MDA workers launch strike action at company’s global space headquarters

Source, Unifor National

April 9, 2024


BRAMPTON—Fifty workers at MDA’s new global headquarters and space robotics centre launched strike action on April 8 following the company’s refusal to negotiate.

“Fair wages shouldn’t be light years away for workers at an incredibly profitable company such as MDA,” said Unifor National President Lana Payne. “The facility houses some of the most skilled workers in the industry and they deserve a fair contract that reflects their contribution to MDA’s bottom line.”

Unifor represents 50 workers at the facility in a variety of production, skilled trades, office and clerical roles at MDA’s newly built global space headquarters in Brampton, Ontario. They support the company’s space robotics and satellite component manufacturing operations. MDA workers build components and help develop technologies for such iconic space projects as the Canadarm for the Space Shuttle program and the International Space Station. MDA is the future home of the third generation Canadarm for use in the Gateway lunar space station.

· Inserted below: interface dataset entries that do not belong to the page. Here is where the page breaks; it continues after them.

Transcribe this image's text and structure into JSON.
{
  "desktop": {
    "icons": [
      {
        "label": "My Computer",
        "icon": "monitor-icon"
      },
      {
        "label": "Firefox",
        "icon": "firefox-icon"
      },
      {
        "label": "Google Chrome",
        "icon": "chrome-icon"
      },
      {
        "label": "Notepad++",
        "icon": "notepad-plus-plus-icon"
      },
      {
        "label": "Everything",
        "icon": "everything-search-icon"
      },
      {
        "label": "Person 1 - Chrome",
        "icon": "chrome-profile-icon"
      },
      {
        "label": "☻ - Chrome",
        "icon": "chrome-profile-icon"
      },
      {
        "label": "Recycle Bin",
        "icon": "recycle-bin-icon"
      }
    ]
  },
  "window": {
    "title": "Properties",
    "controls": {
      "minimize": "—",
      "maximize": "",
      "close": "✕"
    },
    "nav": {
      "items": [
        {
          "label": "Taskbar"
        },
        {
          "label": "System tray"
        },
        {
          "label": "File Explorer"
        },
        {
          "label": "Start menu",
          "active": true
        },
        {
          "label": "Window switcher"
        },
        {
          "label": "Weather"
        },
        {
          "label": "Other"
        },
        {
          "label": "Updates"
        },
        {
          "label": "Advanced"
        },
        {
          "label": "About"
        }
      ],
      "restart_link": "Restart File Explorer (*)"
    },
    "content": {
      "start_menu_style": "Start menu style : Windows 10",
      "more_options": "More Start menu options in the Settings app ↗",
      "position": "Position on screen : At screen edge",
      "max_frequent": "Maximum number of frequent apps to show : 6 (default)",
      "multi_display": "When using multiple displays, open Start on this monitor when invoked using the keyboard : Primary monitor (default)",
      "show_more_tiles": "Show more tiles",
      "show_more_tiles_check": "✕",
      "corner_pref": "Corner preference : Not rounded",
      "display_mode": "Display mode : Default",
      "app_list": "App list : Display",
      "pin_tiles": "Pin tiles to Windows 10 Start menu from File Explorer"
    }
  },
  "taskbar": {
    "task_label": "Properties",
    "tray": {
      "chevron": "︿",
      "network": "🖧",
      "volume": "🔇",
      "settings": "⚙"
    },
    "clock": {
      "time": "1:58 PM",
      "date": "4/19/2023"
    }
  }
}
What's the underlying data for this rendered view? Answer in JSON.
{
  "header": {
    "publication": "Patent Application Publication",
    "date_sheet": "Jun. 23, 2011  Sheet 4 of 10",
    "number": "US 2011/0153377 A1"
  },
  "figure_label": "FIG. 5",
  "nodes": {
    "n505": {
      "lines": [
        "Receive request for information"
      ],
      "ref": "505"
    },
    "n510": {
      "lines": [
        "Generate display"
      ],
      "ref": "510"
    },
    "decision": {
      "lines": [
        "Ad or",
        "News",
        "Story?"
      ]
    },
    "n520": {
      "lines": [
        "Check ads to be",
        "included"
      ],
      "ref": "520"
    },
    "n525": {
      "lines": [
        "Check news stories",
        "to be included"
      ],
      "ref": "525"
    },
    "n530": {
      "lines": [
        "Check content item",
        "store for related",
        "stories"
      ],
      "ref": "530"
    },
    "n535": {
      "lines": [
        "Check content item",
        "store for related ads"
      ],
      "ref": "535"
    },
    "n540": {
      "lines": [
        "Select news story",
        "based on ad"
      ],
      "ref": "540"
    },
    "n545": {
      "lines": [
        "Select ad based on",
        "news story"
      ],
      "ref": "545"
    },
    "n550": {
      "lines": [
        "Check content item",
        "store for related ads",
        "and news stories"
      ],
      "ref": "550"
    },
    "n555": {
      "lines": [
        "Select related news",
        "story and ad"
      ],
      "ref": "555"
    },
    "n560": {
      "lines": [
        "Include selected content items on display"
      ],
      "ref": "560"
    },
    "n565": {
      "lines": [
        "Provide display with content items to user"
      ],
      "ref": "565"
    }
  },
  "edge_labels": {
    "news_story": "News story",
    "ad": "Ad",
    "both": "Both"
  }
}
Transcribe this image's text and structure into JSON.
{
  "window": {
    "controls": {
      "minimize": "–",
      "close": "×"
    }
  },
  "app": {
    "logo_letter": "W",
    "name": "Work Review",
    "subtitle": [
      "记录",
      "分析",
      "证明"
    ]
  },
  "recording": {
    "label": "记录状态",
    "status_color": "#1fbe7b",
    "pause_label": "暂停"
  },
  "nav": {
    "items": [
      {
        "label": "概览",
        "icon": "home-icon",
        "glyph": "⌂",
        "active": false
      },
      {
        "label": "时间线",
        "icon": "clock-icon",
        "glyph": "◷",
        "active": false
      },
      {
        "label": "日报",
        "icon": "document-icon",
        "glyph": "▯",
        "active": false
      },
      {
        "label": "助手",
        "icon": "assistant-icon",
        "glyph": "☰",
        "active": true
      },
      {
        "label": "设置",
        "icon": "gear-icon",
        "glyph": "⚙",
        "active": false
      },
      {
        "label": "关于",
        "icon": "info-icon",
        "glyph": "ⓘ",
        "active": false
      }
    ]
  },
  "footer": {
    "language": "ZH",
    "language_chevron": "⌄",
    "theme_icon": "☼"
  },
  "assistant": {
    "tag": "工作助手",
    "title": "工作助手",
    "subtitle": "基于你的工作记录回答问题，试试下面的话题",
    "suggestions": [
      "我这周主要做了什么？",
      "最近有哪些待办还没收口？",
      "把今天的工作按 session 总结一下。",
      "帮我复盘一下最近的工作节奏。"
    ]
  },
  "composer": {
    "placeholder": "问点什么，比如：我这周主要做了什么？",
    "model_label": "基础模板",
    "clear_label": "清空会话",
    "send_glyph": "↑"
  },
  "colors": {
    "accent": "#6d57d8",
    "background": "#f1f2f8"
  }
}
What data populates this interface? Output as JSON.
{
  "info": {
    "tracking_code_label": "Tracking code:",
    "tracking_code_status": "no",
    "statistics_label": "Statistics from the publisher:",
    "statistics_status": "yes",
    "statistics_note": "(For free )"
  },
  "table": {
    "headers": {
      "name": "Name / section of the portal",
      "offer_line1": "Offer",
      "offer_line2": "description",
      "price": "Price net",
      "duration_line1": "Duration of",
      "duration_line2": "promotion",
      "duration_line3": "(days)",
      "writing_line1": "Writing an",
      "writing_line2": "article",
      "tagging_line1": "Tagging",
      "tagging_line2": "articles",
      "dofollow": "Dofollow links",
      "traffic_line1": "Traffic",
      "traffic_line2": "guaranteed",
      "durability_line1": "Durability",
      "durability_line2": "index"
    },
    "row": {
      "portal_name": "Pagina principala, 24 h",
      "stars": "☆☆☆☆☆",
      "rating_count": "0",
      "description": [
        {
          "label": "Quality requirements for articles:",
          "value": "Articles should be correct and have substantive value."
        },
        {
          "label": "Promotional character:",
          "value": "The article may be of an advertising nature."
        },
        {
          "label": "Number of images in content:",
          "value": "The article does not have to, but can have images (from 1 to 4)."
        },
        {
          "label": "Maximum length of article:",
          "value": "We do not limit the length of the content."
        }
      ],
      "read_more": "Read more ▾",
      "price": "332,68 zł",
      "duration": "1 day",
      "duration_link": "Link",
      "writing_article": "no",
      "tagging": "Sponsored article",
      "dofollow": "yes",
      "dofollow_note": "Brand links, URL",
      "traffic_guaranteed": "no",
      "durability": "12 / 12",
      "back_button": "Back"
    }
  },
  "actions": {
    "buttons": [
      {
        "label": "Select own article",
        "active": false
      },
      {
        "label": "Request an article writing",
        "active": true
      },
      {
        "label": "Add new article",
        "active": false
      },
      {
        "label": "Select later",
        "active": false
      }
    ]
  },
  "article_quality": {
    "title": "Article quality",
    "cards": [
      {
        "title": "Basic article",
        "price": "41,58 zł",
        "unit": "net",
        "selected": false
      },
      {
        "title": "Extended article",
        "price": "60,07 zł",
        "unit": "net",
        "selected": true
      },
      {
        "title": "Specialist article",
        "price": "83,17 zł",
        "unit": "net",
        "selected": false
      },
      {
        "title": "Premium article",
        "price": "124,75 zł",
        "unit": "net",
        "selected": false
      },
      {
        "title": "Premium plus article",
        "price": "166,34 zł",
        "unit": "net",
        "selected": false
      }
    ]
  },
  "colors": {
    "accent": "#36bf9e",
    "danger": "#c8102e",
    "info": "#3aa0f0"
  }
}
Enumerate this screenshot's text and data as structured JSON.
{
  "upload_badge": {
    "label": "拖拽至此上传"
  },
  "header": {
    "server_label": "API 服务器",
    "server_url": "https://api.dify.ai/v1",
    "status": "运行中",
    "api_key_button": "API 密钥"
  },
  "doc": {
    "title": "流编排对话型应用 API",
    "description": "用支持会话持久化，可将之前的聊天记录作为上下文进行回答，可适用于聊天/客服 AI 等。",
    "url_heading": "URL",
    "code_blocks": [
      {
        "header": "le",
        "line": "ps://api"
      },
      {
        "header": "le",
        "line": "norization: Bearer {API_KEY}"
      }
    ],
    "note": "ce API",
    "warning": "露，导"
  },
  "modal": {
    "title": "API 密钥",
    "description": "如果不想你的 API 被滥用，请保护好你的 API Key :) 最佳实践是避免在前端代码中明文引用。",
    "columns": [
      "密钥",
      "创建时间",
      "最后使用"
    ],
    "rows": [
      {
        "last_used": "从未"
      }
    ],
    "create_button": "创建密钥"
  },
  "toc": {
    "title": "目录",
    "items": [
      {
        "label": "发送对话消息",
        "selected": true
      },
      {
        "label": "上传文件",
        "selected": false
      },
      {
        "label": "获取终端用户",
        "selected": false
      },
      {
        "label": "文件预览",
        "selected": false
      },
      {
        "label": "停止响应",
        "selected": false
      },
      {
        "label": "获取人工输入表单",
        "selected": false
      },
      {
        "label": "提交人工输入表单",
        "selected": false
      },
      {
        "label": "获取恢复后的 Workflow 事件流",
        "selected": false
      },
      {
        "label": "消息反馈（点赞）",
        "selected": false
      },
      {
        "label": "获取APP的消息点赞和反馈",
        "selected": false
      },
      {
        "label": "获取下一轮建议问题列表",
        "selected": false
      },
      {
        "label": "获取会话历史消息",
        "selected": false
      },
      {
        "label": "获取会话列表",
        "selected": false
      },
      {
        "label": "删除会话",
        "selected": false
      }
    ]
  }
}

“All of us at MDA have been part of some of the most important and cherished scientific and technological projects in the last half century which is what makes this strike so painful for us,” said Sebastian Selvagio, Unifor Local 673 plant chairperson at MDA. “In the middle of an affordability crisis, we’re prepared to fight for the fair wages, reasonable cost of living protection, and decent pensions we have rightly earned.”

With the construction of its new Brampton facility, the company sought significant changes to the existing agreement which expired October 1, 2023.  Only a few of the 28 days in negotiations between both parties were spent addressing core economic issues, prompting the union to set a strike deadline for Monday April 8 at 7 a.m. The union requested that both parties negotiate up until the negotiating deadline, however, the company refused to participate.

“MDA’s profits are soaring and CEO Mike Greenly could give himself a 20% pay increase because our members do incredible work every single day,” said Bryan Dunn, Unifor Local 112 plant chairperson at MDA. “It is disrespectful for MDA to refuse to negotiate when we’ve shown nothing but dedication to this company. The company could easily afford the proposals we’ve tabled during bargaining.”

According to MDA’s 2023 financial statements, the company earned more than $807 million in revenue, a significant portion of which is funded by large government contracts, including a federal funding of $2 billion for the Canadarm3 project. MDA also regularly receives generous provincial and federal subsidies, including approximately $25 million from the Ontario government to fund its newly constructed global space headquarters and $132.7 million in available federal investment tax credits.

The union is dedicated to negotiating a fair settlement to the ongoing labour dispute, however, the company has given no indication that it will return to the bargaining table.